The new leadership is characterised by contrasts in its outlook. While economically it is expected to usher in advanced market-oriented regulatory changes, politically it is expected to remain conservative. These contrasts will influence Chinas attitude to global and domestic priorities.

Globally, China aims to increase its strategic influence both regionally and multilaterally. As in past, it would rely on its economic strength for upping strategic clout. In this respect, the new leadership encourages greater global integration. Such integration, unlike in the past, will not be driven primarily by labour-intensive exports and an undervalued exchange rate. On the contrary, services are likely to emerge as the focus industries for Chinas future growth. Chinas growth strategy for the next couple of decades will be marked by its emphasis on services, particularly finance, information technology and biotechnology.

The priority of the new leadership to integrate deeper with the global financial system is in contrast to the relatively less enthusiasm of the earlier leadership in this regard. President Xis team has taken up financial reforms as a priority. In typical Chinese style, domestic financial reforms are taking place in a calibrated fashion. China is proceeding on full convertibility of the yuan in the capital account in the Shanghai Free Trade Zone. Several such zones have been sanctioned by the 3rd Plenary of the 18th Central Committee of the CPC that was held in November. While sceptics have expressed doubt over the effectiveness of such Shenzhen-style zones in advancing financial sector reforms, Chinas intentions are loud and clear. Pushing domestic financial reforms and occupying greater space in global finance is top priority given Chinas objective to make the yuan a global reserve currency.

Aggressive domestic reforms for giving the Chinese economy greater market-oriented dimension will characterise

Chinas economic agenda in the near term. These reforms will be accompanied by emphasis on correcting inequalities and reducing corruption. Both have assumed alarming dimensions in China.

The big question is whether China will be able to achieve a more egalitarian income distribution and a less corrupt society while trying to become more market-oriented albeit with typical Chinese characteristics. Over the last 30 years, Chinas achievements have been spectacular; but the agenda it has set out to achieve now is probably the toughest for modern China.

The Chinese leadership is also showing signs of reversing fundamental decisions of the earlier generations. The most significant example is the relaxation of the one-child norm. This might have come from its conviction that China cannot afford to reach zero and negative replacement rates in population growth within the next couple of decades as it is projected to. Demography is an advantage that China is unwilling to give up given that most large countries are significant in world affairs in various ways. On the other hand, the new leadership has also firmly dispensed ideas suggesting it might introduce gradual political reforms. Politically, it is expected to be conservative with the quality of political freedom in the country hardly expected to undergo much change from what it is right now. Observers expecting President Xi and Premier Li to be as accommodating towards political reforms as they are towards economic reforms are likely to be disappointed.
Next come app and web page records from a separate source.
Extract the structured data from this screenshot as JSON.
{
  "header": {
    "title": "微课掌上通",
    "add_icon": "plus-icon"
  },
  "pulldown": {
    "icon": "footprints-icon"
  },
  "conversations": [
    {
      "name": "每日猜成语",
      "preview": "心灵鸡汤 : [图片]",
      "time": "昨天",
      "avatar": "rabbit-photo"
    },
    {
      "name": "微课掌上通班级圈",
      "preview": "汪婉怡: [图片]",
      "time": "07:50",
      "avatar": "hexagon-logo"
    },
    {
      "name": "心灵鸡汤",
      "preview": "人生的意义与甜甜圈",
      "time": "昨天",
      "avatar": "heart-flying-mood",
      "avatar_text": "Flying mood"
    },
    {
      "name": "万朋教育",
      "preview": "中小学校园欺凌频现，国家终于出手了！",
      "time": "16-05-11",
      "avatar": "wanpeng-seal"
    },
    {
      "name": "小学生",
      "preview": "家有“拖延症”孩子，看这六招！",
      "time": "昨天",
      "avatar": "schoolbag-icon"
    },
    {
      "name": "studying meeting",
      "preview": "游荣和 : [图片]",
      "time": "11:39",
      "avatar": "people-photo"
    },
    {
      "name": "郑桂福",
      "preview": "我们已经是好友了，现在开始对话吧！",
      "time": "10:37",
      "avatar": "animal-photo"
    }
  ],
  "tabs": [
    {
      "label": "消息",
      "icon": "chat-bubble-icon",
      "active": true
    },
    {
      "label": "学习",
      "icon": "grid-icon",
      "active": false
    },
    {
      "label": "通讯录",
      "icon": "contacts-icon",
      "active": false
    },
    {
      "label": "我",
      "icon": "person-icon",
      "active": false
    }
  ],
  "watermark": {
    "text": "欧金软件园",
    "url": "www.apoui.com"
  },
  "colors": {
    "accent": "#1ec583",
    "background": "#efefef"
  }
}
The difference in outlook on economic and political reforms on part of the new leadership is a key example of the contrast characterising it. A similar contrast is visible in its attitude towards external engagement. On one hand, China is engaging actively in various international forums, particularly economic, for preserving and increasing its strategic spaces. Its role in the G20 is expected to become larger over time. It would be becoming equally active in different UN forums, including the World Trade Organisation (WTO). It is noticeable that, at Bali, China adopted an interesting posture, which was relatively low profile and hardly aggressive in championing the cause of the developing world. Clearly, China did not wish to get identified as a country holding multilateral trade to ransom. At the same time, it is working hard in preparing for the TPP, making a bid for entering the plurilateral trade in services agreement (TISA) outside the WTO and carving out a bilateral investment treaty with the US.

If all these, however, convey the impression that China is only honey and sugar in courting the outside world for external engagement, it is incorrect. China is not giving up territorial claims in its turfs. Nor is it going to agree to third party mediations in matters where it would wish bilateral resolutions. In these respects, the Chinese leadership has not refrained from projecting nationalistic postures. This is in marked contrast to its globalised attitude on external economic engagement.

Dichotomous political and economic postures of the new leadership make Chinas policies intriguing and worth watching. The new year should be exciting in this regard.

The author is a senior research fellow with the Institute of South Asian Studies in the National University of Singapore. He can be reached at Views are personal